§ **What is required**
The answer must consist of each line below that holds the word "sender", copied as it stands.

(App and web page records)
'''

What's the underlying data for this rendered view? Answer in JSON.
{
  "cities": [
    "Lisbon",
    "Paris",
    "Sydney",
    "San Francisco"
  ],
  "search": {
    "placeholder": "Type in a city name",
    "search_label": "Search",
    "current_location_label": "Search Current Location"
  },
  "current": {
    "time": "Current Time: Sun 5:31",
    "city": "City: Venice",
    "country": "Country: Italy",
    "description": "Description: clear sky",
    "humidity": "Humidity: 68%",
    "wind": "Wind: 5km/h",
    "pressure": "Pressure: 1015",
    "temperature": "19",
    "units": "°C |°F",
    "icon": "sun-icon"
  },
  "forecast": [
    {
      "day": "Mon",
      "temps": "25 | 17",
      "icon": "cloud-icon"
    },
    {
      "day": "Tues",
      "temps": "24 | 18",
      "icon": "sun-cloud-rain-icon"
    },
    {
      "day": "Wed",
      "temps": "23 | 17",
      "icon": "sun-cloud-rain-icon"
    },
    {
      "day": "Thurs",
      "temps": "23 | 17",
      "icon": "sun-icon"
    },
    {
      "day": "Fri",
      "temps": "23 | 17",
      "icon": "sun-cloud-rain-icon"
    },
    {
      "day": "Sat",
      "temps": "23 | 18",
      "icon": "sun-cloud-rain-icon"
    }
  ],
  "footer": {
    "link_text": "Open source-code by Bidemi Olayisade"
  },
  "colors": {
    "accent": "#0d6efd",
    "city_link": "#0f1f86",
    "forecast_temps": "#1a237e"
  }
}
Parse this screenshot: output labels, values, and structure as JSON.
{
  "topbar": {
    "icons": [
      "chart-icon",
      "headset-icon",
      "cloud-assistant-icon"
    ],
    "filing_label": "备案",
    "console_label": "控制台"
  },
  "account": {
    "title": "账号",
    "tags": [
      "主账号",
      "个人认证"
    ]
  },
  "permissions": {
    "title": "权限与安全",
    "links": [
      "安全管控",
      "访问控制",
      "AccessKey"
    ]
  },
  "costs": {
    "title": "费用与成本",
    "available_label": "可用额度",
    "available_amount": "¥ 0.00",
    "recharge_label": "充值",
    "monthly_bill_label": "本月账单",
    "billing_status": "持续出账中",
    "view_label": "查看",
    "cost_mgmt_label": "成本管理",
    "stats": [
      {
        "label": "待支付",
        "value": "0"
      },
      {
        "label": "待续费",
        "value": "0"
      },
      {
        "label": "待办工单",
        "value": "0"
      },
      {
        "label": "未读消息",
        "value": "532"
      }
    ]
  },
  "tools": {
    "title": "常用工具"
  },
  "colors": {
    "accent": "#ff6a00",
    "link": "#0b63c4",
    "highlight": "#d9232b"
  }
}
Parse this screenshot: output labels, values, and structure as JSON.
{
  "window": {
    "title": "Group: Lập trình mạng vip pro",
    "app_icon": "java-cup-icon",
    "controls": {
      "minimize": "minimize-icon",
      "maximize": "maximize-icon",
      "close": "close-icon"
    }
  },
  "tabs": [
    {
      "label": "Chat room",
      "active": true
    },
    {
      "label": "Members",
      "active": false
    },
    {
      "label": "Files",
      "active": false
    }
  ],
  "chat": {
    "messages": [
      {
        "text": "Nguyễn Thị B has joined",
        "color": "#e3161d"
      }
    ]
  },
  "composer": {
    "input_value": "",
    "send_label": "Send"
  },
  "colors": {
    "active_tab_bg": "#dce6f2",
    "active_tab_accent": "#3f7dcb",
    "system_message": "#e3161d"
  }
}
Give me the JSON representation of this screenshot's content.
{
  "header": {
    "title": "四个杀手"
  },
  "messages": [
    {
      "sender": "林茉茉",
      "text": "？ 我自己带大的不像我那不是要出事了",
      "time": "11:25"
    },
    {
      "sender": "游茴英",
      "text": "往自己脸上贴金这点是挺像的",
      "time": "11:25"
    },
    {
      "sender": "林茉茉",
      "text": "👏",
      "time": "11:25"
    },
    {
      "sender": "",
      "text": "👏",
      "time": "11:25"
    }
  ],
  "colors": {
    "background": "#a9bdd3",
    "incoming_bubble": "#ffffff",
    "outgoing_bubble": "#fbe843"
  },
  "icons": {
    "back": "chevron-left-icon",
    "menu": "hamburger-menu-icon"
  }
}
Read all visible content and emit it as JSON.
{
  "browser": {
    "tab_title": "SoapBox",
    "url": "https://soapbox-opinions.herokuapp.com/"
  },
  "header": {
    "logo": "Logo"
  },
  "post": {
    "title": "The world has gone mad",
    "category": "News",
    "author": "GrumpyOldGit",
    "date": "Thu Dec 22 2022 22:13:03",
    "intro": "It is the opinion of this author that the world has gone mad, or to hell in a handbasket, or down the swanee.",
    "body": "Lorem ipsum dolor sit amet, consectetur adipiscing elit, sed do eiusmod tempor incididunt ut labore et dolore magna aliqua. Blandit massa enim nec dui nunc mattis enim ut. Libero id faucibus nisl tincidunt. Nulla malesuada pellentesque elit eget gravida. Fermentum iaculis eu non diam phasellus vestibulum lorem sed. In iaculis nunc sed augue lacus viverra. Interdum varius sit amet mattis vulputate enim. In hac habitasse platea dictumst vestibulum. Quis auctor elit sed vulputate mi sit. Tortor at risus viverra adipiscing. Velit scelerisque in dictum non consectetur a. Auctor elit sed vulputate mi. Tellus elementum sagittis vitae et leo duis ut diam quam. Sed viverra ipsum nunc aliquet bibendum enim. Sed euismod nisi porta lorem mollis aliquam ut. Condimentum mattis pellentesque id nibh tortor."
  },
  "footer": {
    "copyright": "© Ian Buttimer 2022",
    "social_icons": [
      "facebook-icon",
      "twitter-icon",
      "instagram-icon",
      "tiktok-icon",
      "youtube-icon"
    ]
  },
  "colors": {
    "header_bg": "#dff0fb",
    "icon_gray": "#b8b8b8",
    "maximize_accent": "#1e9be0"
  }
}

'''

§ **Exercise result**
      "sender": "林茉茉",
      "sender": "游茴英",
      "sender": "林茉茉",
      "sender": "",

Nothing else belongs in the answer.